Saturday, July 07, 2012


I booked a room in San Diego back when the convention hotel lottery opened up, but I wasn't sure if I wanted to go to Comic-Con this year. I haven't been since...2006? It's crowded and chaotic and the benefits of going are unclear, maybe even nonexistent. Once this was THE place to go for meeting people, but now that tens of thousands of people attend, it's a crapshoot on meeting anyone at all.

And then I did the San Diego math. Hotel rooms there are way too expensive, and we're long past the point where my various little travel tricks get me something cheap in the face of insane prices. I remember when I could crow about scoring the Hyatt for $70 a night on Priceline. That was a long time ago and doesn't happen anymore. 

So I cancelled my reservation and decided not to go. But then the Kuwaiti company I work for decided to send me to represent our end of things on a panel about the animation made from our intellectual property—you might remember I went to Anaheim for the same reason back in mid-March. 

So I rebooked my San Diego hotel room and sat down to book my plane ticket. 

But if I was already flying out west, I wanted to take advantage of the opportunity to see a few things. And yet, I've been out west so many times...what could I see that was new to me? 

I dug around and found this. 

Slot canyons. 

And so on Saturday morning, I drove out to a meeting point by the "Navajo Generating Plant" in Page, Arizona, where a Navajo guide named Josh put me into a 4WD and took me on a photo tour of three slot canyons: Owl, Rattlesnake, and the famed Antelope Canyon. 

Josh showed me how to use my Lumix point-and-shoot in a way I didn't know was possible, and then he led me into the canyons. We didn't encounter anyone except in the second half of Antelope Canyon, which is the one that gets the crowds. 

The scenery was stunning—I can't think of why more people aren't aware of these canyons, unless it's purely geographic. The slot canyons may be overshadowed by the Grand Canyon, Bryce, Zion, Monument Valley, Arches, Canyonlands, and all the other fun things nature did with rocks and water. 

Here are some photos. 


Ed Ward said...

I'm sure you'll tell us someday what it was he taught you about using the camera...

Marie Javins said...

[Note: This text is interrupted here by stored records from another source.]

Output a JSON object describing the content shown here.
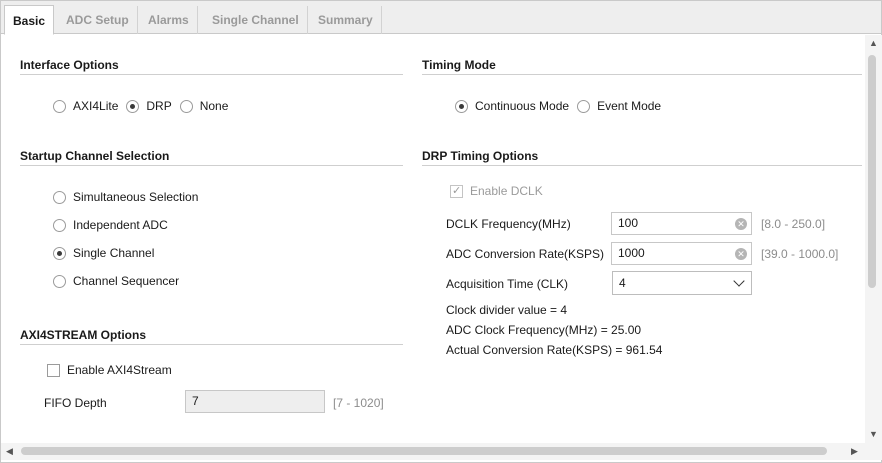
{
  "tabs": [
    {
      "label": "Basic"
    },
    {
      "label": "ADC Setup"
    },
    {
      "label": "Alarms"
    },
    {
      "label": "Single Channel"
    },
    {
      "label": "Summary"
    }
  ],
  "interface_options": {
    "title": "Interface Options",
    "options": [
      "AXI4Lite",
      "DRP",
      "None"
    ],
    "selected": "DRP"
  },
  "timing_mode": {
    "title": "Timing Mode",
    "options": [
      "Continuous Mode",
      "Event Mode"
    ],
    "selected": "Continuous Mode"
  },
  "startup_channel": {
    "title": "Startup Channel Selection",
    "options": [
      "Simultaneous Selection",
      "Independent ADC",
      "Single Channel",
      "Channel Sequencer"
    ],
    "selected": "Single Channel"
  },
  "drp_timing": {
    "title": "DRP Timing Options",
    "enable_dclk_label": "Enable DCLK",
    "dclk_freq_label": "DCLK Frequency(MHz)",
    "dclk_freq_value": "100",
    "dclk_freq_range": "[8.0 - 250.0]",
    "adc_rate_label": "ADC Conversion Rate(KSPS)",
    "adc_rate_value": "1000",
    "adc_rate_range": "[39.0 - 1000.0]",
    "acq_time_label": "Acquisition Time (CLK)",
    "acq_time_value": "4",
    "clock_divider": "Clock divider value = 4",
    "adc_clock_freq": "ADC Clock Frequency(MHz) = 25.00",
    "actual_rate": "Actual Conversion Rate(KSPS) = 961.54"
  },
  "axi4stream": {
    "title": "AXI4STREAM Options",
    "enable_label": "Enable AXI4Stream",
    "fifo_label": "FIFO Depth",
    "fifo_value": "7",
    "fifo_range": "[7 - 1020]"
  },
  "icons": {
    "clear": "clear-icon",
    "dropdown": "chevron-down-icon"
  },
  "scroll_arrows": {
    "up": "▲",
    "down": "▼",
    "left": "◀",
    "right": "▶"
  }
}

Oh, you know, the sorts of things I could have learned if I'd actually read the manual. WHERE on the camera I could go to change the ISO, for example, which I hadn't realized I could manually control on a point-and-shoot. And there's a setting for changing colors from "standard" to "natural" or "vivid." Which means that I was pumping up the contrast in these snapshots, and the colors were not really quite this vibrant. Hmmm. Oh, and he showed me to use a highlight, but not too bright, to focus so that the detail wouldn't get blown out.